Citation: Carvalho SM, Kloosterman TG, Manzoor I, Caldas J, Vinga S, Martinussen J, Saraiva LM, Kuipers OP and Neves AR (2018) Interplay Between Capsule Expression and Uracil Metabolism in Streptococcus pneumoniae D39. Front. Microbiol. 9:321. doi: 10.3389/fmicb.2018.00321

Received: 12 October 2017; Accepted: 09 February 2018;
Published: 06 March 2018.

Edited by:

Ivan Mijakovic, Chalmers University of Technology, Sweden

Reviewed by:

Muhammad Ammar Zafar, Langone Medical Center, United States
Sébastien Guiral, Université de Lyon, France

Copyright © 2018 Carvalho, Kloosterman, Manzoor, Caldas, Vinga, Martinussen, Saraiva, Kuipers and Neves. This is an open-access article distributed under the terms of the Creative Commons Attribution License (CC BY). The use, distribution or reproduction in other forums is permitted, provided the original author(s) and the copyright owner are credited and that the original publication in this journal is cited, in accordance with accepted academic practice.

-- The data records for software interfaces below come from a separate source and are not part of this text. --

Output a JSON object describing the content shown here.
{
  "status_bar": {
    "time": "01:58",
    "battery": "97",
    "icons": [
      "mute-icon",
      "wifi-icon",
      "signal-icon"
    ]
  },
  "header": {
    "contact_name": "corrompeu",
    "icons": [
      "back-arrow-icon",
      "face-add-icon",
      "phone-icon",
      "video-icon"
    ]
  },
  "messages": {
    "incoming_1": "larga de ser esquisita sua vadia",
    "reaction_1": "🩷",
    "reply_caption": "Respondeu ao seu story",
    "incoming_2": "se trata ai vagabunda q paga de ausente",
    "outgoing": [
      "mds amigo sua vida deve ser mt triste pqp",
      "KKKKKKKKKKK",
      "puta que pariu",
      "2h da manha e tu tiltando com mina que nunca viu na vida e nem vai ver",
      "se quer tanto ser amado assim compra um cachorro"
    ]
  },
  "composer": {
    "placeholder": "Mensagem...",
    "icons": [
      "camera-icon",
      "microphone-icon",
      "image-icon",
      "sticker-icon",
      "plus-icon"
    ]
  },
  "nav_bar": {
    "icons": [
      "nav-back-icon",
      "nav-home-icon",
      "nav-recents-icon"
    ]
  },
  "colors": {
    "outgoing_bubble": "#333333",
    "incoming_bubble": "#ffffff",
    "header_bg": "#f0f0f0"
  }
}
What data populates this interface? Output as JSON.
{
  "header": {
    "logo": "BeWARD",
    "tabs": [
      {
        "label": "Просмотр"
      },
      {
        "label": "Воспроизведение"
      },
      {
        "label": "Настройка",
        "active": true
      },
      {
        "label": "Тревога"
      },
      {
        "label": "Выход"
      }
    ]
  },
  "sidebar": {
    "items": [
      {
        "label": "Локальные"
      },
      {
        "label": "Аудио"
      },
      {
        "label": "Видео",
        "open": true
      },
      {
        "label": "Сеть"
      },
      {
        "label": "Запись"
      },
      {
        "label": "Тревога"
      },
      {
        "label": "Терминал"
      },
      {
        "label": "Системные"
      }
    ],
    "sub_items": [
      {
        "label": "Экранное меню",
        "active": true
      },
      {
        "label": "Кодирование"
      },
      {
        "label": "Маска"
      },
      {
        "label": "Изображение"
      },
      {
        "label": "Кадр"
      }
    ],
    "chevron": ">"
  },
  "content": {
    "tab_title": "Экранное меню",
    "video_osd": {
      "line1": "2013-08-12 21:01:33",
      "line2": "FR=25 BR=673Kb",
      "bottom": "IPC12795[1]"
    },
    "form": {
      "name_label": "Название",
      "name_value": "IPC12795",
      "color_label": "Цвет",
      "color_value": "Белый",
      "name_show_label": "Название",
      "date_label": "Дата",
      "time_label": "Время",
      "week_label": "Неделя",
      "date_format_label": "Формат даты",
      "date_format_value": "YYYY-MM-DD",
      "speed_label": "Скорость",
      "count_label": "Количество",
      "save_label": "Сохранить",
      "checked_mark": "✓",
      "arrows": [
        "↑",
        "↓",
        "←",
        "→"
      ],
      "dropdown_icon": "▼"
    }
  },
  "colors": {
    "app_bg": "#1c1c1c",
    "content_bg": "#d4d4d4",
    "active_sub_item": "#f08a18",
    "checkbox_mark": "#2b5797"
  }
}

No use, distribution or reproduction is permitted which does not comply with these terms.

*Correspondence: Sandra M. Carvalho, smcc@itqb.unl.pt

Present Address: Ana R. Neves, Chr. Hansen A/S, Hørsholm, Denmark